Copy all lines holding the word "title" from the entries.

[Website and app data records]
#####
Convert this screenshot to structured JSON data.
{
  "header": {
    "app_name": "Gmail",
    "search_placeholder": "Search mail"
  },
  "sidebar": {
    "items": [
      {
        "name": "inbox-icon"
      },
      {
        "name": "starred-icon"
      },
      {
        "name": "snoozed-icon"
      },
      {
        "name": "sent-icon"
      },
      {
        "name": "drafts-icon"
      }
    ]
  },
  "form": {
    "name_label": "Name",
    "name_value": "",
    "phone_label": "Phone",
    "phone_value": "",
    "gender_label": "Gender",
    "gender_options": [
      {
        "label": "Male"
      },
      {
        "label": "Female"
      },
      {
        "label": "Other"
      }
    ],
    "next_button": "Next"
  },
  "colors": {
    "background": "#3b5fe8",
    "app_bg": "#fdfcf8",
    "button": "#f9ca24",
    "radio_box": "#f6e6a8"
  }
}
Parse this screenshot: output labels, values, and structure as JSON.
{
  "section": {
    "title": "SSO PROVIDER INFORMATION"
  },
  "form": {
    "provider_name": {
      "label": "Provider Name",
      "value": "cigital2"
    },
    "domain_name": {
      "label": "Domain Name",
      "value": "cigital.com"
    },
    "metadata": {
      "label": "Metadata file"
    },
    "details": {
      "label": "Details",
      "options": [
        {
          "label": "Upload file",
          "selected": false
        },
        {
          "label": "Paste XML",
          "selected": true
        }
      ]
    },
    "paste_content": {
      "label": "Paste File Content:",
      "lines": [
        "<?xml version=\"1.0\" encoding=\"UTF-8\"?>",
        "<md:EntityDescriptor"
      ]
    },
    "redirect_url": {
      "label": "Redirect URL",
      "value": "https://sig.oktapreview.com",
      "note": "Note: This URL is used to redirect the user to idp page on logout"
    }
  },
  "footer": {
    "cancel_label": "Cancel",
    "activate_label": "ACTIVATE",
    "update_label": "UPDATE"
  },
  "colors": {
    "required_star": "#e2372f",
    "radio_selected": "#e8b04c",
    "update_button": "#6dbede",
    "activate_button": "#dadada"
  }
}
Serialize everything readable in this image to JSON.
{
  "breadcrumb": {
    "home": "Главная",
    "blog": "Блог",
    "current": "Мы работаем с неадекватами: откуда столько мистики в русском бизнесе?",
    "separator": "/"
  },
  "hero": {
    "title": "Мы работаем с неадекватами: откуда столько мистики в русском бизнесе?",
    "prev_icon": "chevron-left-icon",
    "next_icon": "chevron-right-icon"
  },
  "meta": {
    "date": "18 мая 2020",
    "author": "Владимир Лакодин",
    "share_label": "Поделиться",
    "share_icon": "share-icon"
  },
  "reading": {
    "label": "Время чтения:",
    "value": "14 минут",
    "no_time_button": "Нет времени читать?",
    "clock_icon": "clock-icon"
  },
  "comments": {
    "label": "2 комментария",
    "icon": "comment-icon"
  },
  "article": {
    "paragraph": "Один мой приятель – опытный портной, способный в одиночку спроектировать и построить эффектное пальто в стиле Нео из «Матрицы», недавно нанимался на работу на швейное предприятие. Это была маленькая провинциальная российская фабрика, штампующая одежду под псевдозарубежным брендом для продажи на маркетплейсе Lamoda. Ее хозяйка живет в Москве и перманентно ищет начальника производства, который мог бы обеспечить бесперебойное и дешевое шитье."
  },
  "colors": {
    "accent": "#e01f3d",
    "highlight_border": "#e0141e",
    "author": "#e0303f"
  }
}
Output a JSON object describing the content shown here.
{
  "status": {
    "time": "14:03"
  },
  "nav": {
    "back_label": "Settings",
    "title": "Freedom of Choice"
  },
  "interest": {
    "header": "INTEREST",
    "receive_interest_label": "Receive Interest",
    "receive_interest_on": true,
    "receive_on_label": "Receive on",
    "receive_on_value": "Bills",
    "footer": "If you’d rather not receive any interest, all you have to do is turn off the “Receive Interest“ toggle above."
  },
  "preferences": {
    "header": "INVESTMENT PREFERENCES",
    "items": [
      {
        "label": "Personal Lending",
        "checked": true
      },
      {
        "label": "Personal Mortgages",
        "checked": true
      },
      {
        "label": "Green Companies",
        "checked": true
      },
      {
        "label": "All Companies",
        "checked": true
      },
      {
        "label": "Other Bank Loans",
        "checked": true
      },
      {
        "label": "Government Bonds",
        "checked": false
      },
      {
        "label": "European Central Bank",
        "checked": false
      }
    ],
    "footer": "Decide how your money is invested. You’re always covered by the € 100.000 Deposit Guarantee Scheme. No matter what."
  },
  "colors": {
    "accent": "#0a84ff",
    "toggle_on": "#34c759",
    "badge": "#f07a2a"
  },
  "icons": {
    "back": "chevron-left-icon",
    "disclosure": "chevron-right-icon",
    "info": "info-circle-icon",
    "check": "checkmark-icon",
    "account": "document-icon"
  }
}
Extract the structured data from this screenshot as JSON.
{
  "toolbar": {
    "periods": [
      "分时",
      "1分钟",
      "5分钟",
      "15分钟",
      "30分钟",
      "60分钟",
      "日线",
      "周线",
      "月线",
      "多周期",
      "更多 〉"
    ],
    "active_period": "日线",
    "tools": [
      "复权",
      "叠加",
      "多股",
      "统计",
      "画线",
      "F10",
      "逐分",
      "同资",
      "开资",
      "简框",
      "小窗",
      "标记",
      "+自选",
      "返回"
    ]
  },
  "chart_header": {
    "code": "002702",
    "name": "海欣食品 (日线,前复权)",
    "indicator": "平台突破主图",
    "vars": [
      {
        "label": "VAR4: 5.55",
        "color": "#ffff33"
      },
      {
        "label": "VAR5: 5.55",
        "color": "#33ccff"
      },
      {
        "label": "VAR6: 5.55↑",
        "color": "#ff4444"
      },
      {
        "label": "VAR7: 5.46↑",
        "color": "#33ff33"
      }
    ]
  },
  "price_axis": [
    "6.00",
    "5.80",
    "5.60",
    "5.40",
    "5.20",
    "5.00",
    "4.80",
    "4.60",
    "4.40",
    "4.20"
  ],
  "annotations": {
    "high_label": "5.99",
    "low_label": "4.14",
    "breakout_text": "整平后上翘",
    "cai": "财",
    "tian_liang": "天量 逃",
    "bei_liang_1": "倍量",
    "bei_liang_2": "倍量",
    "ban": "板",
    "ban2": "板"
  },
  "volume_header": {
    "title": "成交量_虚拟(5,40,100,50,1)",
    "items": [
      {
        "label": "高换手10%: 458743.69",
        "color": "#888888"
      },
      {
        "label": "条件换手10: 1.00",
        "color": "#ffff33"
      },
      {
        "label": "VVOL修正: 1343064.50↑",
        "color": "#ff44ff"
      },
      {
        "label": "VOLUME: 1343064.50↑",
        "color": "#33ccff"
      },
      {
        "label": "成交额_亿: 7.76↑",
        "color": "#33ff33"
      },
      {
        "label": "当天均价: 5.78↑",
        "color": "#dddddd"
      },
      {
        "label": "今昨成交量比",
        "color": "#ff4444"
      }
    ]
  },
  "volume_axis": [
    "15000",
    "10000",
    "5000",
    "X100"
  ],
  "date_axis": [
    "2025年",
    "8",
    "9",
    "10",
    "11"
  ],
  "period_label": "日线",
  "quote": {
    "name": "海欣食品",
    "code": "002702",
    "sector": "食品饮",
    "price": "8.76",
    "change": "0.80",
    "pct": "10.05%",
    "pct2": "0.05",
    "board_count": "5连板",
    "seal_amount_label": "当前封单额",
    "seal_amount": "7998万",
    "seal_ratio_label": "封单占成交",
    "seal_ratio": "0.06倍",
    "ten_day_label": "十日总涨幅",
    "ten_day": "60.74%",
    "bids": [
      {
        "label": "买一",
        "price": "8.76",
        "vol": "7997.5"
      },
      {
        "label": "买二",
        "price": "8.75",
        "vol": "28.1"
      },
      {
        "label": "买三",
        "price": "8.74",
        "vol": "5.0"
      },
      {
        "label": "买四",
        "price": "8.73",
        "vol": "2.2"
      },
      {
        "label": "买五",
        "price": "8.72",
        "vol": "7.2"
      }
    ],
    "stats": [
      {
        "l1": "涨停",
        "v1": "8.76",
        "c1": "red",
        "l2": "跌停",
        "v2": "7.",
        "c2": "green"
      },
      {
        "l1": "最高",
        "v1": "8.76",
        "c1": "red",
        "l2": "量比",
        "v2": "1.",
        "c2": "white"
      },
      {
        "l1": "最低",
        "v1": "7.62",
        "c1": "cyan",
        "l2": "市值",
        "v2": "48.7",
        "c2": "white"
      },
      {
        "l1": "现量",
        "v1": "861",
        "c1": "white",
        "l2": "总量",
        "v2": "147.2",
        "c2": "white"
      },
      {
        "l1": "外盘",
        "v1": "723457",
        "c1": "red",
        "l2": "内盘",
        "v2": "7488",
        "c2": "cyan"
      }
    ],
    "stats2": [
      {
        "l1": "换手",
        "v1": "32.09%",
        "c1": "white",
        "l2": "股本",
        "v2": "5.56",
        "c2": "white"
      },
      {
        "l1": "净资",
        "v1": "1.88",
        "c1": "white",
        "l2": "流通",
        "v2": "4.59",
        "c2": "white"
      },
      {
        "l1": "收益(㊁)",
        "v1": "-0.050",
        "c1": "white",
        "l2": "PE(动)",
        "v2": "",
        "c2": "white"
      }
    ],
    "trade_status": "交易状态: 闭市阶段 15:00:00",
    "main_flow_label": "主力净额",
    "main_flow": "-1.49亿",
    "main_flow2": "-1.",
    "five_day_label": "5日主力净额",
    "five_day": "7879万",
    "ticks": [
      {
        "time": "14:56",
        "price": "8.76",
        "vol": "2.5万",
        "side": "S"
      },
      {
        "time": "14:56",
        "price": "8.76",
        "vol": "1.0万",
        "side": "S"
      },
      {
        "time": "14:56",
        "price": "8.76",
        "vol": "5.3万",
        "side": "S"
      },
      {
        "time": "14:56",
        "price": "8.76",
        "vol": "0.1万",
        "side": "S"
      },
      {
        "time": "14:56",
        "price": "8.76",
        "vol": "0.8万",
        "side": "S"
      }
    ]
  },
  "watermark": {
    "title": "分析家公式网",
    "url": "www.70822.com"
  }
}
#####
> Solution to this problem:
    "title": "SSO PROVIDER INFORMATION"
    "title": "Мы работаем с неадекватами: откуда столько мистики в русском бизнесе?",
    "title": "Freedom of Choice"
    "title": "成交量_虚拟(5,40,100,50,1)",
    "title": "分析家公式网",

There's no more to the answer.